> _WHAT YOU ARE ASKED TO DO_:
Report only the number of lines in the records that contain the word "springframework".

Excerpts from an interface dataset
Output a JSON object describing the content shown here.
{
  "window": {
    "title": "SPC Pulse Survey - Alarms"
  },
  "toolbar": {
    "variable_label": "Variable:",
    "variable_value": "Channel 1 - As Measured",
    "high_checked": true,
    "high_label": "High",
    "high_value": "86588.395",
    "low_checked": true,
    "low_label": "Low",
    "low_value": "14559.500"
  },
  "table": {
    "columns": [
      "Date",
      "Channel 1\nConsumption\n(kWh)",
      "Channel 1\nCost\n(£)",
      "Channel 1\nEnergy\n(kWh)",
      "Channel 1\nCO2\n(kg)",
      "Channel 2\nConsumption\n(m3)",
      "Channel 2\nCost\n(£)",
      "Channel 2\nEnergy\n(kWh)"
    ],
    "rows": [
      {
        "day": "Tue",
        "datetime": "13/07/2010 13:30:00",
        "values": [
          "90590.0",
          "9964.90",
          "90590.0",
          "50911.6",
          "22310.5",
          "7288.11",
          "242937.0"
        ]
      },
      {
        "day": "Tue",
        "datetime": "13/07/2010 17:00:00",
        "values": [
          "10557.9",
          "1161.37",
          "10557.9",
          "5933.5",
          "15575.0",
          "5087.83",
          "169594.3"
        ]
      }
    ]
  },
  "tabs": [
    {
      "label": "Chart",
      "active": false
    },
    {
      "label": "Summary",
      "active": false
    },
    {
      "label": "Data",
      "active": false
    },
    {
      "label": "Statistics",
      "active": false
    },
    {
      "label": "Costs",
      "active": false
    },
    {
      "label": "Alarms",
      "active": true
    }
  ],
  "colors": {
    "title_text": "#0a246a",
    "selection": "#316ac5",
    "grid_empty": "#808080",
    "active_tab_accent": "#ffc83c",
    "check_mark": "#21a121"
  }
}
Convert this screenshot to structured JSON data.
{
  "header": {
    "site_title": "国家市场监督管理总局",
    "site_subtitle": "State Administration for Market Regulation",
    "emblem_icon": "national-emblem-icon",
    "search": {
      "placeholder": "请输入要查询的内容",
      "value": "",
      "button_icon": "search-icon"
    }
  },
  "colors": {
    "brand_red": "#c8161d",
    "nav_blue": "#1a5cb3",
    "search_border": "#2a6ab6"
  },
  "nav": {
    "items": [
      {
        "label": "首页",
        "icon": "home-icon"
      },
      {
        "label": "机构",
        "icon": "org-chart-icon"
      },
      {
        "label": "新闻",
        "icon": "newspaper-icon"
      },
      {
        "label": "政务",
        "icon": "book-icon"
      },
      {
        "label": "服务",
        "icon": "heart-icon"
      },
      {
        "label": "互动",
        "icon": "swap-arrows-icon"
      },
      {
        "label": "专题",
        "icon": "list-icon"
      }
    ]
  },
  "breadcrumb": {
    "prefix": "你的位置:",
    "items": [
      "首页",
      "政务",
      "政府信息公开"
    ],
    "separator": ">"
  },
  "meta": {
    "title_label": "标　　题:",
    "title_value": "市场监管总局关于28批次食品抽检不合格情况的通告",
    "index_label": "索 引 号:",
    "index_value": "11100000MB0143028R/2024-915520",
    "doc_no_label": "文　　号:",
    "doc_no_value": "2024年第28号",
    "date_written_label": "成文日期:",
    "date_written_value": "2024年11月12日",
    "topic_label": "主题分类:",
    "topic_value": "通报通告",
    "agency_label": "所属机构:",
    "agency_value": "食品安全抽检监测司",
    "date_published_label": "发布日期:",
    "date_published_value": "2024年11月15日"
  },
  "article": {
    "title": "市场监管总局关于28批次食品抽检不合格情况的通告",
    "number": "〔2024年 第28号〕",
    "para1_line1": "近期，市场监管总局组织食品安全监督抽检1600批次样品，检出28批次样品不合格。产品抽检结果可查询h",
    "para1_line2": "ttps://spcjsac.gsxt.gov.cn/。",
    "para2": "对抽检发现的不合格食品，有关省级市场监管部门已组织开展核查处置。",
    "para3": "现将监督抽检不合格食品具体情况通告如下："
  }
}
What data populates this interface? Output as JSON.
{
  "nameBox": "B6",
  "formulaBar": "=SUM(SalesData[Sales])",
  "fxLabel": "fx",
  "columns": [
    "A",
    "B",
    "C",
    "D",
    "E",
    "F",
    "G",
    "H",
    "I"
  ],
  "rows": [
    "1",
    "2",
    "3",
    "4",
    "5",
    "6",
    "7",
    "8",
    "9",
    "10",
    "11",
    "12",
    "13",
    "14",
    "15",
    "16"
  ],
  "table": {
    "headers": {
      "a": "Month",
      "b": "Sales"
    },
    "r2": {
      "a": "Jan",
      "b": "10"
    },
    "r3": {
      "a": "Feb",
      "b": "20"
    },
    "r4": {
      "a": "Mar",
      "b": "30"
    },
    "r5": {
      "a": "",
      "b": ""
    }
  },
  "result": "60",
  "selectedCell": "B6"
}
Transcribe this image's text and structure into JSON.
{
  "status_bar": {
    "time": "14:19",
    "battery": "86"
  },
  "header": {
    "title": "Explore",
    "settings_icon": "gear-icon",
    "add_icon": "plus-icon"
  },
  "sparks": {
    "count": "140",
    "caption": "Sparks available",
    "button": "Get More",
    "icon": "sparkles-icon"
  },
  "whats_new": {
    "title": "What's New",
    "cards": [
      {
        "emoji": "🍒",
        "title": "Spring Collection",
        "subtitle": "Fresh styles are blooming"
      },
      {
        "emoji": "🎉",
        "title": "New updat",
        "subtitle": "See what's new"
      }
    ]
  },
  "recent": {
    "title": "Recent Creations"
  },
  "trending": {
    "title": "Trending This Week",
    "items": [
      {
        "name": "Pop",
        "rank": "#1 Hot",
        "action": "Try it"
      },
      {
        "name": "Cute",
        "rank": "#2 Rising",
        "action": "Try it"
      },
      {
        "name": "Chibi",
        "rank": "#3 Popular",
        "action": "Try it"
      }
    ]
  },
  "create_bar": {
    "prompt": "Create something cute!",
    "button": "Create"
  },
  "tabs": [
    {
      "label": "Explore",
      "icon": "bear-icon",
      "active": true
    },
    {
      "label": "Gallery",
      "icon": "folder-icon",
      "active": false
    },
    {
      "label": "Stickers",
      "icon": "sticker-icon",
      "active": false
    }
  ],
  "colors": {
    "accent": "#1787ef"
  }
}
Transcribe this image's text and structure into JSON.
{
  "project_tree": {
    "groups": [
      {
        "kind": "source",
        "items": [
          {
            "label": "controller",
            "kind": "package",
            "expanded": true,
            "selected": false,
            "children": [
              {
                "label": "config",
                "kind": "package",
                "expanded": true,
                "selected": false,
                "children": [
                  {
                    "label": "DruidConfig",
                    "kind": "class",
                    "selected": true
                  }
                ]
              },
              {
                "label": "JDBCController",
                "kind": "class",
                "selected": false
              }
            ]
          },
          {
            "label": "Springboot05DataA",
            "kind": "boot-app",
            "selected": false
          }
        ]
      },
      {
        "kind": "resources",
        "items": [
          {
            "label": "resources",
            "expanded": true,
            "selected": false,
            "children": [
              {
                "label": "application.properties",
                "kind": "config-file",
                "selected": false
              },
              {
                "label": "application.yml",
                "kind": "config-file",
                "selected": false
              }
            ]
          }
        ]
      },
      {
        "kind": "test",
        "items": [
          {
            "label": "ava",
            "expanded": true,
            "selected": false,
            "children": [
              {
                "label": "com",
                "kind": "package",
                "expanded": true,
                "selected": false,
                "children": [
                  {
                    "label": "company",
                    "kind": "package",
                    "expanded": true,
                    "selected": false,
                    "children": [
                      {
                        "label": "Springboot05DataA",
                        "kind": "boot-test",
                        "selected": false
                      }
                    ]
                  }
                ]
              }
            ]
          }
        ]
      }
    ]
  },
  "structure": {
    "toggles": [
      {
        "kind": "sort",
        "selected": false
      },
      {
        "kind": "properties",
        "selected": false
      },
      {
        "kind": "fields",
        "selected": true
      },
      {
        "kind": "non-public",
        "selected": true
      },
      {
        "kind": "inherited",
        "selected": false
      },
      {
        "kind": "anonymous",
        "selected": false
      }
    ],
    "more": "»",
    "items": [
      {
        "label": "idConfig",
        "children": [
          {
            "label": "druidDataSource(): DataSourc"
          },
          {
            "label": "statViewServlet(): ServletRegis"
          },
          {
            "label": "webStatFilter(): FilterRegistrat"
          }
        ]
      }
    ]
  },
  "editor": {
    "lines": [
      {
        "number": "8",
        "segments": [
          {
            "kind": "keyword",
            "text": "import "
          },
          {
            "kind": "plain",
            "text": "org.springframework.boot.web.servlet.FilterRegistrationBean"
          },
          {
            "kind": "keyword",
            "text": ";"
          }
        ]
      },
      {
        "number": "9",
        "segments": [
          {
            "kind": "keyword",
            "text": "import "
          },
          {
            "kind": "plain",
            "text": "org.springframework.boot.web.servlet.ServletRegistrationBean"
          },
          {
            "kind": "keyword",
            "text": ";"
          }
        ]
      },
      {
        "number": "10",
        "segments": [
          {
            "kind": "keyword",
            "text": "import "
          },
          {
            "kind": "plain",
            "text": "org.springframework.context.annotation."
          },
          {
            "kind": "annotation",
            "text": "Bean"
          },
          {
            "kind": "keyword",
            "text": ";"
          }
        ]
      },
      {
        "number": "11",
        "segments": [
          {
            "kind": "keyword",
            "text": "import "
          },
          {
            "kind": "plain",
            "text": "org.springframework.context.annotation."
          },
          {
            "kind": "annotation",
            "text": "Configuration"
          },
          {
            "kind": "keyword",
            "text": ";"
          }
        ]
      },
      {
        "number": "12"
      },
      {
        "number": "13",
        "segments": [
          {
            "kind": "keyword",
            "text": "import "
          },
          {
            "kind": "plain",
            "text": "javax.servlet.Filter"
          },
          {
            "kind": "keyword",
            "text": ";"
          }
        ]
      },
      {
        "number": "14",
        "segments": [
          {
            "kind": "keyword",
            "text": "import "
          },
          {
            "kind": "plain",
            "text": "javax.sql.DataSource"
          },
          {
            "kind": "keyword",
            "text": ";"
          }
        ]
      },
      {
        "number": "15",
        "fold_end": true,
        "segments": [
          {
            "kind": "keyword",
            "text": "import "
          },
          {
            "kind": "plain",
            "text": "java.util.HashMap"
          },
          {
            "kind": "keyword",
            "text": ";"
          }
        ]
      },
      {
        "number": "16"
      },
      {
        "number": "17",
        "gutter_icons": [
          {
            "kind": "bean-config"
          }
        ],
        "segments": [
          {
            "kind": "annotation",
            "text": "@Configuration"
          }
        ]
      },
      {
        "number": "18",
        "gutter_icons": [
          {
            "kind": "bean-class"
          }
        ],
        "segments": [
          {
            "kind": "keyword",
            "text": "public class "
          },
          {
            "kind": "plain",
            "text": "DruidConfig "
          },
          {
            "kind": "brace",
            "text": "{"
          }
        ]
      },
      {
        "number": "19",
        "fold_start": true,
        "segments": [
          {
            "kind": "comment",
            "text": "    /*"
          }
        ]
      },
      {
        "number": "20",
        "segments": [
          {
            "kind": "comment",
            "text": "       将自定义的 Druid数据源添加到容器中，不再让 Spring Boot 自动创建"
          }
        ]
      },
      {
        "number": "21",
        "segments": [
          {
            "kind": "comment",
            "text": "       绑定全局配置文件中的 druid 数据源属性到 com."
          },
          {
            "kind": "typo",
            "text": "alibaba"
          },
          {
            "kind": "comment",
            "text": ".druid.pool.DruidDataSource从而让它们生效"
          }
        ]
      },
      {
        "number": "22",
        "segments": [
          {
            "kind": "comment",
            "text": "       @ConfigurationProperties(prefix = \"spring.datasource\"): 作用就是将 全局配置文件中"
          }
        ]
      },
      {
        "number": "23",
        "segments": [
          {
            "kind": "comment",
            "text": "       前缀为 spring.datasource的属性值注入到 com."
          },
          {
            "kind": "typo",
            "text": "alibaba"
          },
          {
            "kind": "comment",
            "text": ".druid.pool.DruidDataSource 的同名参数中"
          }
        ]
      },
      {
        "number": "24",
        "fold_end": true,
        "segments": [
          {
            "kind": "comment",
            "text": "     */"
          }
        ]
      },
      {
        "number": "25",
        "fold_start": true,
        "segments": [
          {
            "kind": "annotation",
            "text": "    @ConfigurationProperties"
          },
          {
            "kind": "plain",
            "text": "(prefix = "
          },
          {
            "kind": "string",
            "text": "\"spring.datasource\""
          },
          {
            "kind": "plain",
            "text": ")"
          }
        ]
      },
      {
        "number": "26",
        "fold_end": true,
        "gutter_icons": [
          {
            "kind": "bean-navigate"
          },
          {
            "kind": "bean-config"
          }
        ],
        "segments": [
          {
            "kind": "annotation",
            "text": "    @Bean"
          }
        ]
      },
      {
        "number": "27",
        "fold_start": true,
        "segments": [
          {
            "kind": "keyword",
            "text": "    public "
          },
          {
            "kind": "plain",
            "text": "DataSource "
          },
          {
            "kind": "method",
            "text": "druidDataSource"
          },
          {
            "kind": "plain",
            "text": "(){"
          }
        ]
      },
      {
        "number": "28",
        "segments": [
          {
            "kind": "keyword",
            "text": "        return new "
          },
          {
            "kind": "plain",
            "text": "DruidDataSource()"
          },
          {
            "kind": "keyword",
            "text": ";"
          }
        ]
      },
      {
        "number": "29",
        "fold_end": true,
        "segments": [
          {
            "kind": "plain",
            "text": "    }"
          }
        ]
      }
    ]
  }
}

> _ANSWER AREA_:
4